**Task objective:** Return the entries in their entirety, precisely as given.

Source data
################

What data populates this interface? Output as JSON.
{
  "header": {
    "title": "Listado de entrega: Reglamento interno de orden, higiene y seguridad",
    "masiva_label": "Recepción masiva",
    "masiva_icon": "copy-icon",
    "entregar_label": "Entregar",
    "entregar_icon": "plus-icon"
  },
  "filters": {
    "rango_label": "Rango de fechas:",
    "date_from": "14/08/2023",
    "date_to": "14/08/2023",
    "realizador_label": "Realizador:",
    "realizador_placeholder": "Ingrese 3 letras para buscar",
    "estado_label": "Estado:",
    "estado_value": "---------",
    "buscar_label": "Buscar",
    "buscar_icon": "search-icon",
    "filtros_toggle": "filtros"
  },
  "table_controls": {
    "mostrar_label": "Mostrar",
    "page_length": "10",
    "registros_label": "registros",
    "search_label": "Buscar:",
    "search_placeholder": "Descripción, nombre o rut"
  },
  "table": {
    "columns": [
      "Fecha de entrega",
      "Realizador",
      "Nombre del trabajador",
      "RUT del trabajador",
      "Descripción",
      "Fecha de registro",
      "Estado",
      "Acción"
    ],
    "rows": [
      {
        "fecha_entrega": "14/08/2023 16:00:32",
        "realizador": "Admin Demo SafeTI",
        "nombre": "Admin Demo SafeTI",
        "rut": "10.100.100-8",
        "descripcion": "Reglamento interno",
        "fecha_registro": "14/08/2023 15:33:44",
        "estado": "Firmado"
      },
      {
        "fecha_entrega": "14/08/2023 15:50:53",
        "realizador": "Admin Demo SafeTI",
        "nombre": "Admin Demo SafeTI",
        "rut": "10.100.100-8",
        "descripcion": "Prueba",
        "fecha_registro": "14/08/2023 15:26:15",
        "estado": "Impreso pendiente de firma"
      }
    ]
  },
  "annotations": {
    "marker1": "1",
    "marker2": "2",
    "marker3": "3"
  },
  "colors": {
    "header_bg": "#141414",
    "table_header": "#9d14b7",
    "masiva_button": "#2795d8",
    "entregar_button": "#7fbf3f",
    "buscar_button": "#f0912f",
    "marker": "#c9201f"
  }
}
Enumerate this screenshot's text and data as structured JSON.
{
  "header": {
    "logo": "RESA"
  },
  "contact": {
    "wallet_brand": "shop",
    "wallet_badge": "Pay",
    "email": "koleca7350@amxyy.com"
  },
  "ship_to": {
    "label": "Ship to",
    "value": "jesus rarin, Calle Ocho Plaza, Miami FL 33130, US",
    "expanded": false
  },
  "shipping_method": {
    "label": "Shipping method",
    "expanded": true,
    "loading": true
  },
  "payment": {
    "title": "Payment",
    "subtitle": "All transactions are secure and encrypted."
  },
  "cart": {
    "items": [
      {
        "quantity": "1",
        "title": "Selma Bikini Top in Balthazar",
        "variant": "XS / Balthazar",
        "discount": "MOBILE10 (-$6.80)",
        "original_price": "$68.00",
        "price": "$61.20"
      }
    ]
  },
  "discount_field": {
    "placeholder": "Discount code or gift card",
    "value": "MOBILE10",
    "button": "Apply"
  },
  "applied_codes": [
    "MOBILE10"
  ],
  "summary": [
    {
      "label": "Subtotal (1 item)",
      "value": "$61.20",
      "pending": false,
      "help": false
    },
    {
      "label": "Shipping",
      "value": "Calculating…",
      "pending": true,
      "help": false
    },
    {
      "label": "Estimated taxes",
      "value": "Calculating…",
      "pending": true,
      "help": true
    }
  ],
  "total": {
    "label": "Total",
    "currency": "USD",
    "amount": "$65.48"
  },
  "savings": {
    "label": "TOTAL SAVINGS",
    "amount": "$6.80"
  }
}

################

**Answer area:**
What data populates this interface? Output as JSON.
{
  "header": {
    "title": "Listado de entrega: Reglamento interno de orden, higiene y seguridad",
    "masiva_label": "Recepción masiva",
    "masiva_icon": "copy-icon",
    "entregar_label": "Entregar",
    "entregar_icon": "plus-icon"
  },
  "filters": {
    "rango_label": "Rango de fechas:",
    "date_from": "14/08/2023",
    "date_to": "14/08/2023",
    "realizador_label": "Realizador:",
    "realizador_placeholder": "Ingrese 3 letras para buscar",
    "estado_label": "Estado:",
    "estado_value": "---------",
    "buscar_label": "Buscar",
    "buscar_icon": "search-icon",
    "filtros_toggle": "filtros"
  },
  "table_controls": {
    "mostrar_label": "Mostrar",
    "page_length": "10",
    "registros_label": "registros",
    "search_label": "Buscar:",
    "search_placeholder": "Descripción, nombre o rut"
  },
  "table": {
    "columns": [
      "Fecha de entrega",
      "Realizador",
      "Nombre del trabajador",
      "RUT del trabajador",
      "Descripción",
      "Fecha de registro",
      "Estado",
      "Acción"
    ],
    "rows": [
      {
        "fecha_entrega": "14/08/2023 16:00:32",
        "realizador": "Admin Demo SafeTI",
        "nombre": "Admin Demo SafeTI",
        "rut": "10.100.100-8",
        "descripcion": "Reglamento interno",
        "fecha_registro": "14/08/2023 15:33:44",
        "estado": "Firmado"
      },
      {
        "fecha_entrega": "14/08/2023 15:50:53",
        "realizador": "Admin Demo SafeTI",
        "nombre": "Admin Demo SafeTI",
        "rut": "10.100.100-8",
        "descripcion": "Prueba",
        "fecha_registro": "14/08/2023 15:26:15",
        "estado": "Impreso pendiente de firma"
      }
    ]
  },
  "annotations": {
    "marker1": "1",
    "marker2": "2",
    "marker3": "3"
  },
  "colors": {
    "header_bg": "#141414",
    "table_header": "#9d14b7",
    "masiva_button": "#2795d8",
    "entregar_button": "#7fbf3f",
    "buscar_button": "#f0912f",
    "marker": "#c9201f"
  }
}
Enumerate this screenshot's text and data as structured JSON.
{
  "header": {
    "logo": "RESA"
  },
  "contact": {
    "wallet_brand": "shop",
    "wallet_badge": "Pay",
    "email": "koleca7350@amxyy.com"
  },
  "ship_to": {
    "label": "Ship to",
    "value": "jesus rarin, Calle Ocho Plaza, Miami FL 33130, US",
    "expanded": false
  },
  "shipping_method": {
    "label": "Shipping method",
    "expanded": true,
    "loading": true
  },
  "payment": {
    "title": "Payment",
    "subtitle": "All transactions are secure and encrypted."
  },
  "cart": {
    "items": [
      {
        "quantity": "1",
        "title": "Selma Bikini Top in Balthazar",
        "variant": "XS / Balthazar",
        "discount": "MOBILE10 (-$6.80)",
        "original_price": "$68.00",
        "price": "$61.20"
      }
    ]
  },
  "discount_field": {
    "placeholder": "Discount code or gift card",
    "value": "MOBILE10",
    "button": "Apply"
  },
  "applied_codes": [
    "MOBILE10"
  ],
  "summary": [
    {
      "label": "Subtotal (1 item)",
      "value": "$61.20",
      "pending": false,
      "help": false
    },
    {
      "label": "Shipping",
      "value": "Calculating…",
      "pending": true,
      "help": false
    },
    {
      "label": "Estimated taxes",
      "value": "Calculating…",
      "pending": true,
      "help": true
    }
  ],
  "total": {
    "label": "Total",
    "currency": "USD",
    "amount": "$65.48"
  },
  "savings": {
    "label": "TOTAL SAVINGS",
    "amount": "$6.80"
  }
}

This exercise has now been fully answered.